Your task:
All lines containing the string "icon" must be copied from the entries.
::: Entries provided
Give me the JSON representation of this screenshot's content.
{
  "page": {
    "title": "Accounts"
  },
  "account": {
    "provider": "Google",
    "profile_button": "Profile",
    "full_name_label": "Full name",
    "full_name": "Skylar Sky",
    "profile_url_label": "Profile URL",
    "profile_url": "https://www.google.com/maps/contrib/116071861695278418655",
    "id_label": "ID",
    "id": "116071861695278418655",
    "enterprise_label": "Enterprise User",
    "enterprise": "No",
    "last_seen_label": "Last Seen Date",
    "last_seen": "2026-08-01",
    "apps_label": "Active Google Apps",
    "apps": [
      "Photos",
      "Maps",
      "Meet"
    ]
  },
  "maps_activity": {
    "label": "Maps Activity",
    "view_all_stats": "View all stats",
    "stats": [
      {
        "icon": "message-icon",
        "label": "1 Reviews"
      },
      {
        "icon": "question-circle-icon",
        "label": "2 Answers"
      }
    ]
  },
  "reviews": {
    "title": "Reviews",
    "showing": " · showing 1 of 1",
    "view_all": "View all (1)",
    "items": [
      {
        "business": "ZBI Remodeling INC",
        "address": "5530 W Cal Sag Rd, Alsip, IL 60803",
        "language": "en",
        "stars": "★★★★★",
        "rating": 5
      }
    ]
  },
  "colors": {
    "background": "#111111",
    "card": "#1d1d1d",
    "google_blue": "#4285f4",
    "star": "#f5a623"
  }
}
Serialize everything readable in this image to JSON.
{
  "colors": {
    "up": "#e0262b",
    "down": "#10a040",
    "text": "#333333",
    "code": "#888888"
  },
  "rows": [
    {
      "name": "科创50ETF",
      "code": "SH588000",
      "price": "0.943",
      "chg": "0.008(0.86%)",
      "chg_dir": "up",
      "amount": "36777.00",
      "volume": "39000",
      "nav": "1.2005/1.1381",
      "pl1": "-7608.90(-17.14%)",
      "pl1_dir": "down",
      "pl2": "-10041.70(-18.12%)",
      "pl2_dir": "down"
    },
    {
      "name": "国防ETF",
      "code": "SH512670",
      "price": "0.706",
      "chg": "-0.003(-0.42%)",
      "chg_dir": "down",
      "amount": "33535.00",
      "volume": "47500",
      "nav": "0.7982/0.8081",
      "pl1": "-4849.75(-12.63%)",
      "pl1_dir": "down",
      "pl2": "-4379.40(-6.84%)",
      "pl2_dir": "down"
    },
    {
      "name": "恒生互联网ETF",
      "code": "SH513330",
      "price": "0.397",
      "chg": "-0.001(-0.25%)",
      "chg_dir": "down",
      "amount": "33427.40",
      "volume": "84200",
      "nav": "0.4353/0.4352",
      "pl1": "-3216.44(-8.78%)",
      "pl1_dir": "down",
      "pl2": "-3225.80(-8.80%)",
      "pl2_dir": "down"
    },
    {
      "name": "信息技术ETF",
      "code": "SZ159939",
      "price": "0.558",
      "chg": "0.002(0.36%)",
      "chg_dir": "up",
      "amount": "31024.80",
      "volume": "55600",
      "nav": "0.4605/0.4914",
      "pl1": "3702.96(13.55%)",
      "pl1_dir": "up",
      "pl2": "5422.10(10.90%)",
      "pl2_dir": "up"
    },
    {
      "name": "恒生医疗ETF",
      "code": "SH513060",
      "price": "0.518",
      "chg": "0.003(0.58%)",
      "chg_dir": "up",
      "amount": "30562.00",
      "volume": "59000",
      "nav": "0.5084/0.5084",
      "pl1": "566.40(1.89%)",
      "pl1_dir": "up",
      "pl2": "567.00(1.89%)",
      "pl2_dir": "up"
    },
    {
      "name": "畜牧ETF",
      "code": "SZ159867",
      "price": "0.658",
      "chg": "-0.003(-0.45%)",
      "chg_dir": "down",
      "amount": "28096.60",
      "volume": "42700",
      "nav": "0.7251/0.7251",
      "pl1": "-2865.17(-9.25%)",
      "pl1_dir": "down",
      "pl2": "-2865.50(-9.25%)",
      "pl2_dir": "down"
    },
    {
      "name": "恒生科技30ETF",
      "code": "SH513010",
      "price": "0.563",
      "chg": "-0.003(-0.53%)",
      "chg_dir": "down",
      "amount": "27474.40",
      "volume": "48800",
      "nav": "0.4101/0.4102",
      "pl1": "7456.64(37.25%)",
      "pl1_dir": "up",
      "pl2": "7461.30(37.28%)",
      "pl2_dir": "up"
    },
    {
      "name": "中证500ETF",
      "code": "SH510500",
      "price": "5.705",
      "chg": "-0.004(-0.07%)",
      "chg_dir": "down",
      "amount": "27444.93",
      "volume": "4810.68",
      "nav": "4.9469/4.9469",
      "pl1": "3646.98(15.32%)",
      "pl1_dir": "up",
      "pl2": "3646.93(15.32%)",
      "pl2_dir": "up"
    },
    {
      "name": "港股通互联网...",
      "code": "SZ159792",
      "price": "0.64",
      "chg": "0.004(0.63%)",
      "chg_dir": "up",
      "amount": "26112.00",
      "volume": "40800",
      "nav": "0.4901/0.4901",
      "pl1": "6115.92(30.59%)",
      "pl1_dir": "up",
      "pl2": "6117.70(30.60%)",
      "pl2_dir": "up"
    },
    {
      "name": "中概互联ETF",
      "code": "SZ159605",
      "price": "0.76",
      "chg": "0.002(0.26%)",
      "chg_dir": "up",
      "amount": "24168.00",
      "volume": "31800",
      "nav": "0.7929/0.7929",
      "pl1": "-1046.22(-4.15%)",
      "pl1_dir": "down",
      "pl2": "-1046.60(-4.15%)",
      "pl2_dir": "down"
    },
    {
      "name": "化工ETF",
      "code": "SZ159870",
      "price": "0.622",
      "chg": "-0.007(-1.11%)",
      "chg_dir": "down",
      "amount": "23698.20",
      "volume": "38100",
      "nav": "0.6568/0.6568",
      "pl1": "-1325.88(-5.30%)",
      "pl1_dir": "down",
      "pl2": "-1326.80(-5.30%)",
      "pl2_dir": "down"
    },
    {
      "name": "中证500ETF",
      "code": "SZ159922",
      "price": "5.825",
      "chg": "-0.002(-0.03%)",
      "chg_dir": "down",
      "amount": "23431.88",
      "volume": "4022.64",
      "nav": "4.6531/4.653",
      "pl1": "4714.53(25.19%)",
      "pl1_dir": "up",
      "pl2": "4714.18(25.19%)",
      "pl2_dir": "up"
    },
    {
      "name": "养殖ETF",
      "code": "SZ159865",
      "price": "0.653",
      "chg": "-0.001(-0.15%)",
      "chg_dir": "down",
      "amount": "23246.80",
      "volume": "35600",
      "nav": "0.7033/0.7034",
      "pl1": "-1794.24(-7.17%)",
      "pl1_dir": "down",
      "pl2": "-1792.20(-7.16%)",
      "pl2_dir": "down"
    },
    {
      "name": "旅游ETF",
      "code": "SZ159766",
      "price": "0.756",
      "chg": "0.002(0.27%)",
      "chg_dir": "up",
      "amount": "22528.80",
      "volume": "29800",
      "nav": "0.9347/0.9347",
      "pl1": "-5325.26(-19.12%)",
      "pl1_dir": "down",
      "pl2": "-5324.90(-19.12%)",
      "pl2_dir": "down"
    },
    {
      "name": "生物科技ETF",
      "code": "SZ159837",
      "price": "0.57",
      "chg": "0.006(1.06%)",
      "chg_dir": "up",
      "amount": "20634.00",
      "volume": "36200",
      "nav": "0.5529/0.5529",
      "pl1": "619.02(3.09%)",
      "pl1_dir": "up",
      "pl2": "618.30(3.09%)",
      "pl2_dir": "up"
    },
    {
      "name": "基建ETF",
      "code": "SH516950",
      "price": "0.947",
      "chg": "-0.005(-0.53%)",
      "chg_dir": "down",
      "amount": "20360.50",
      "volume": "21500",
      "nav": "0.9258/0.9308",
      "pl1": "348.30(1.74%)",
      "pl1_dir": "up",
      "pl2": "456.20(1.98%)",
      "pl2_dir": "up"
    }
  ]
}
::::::
Task answer:
        "icon": "message-icon",
        "icon": "question-circle-icon",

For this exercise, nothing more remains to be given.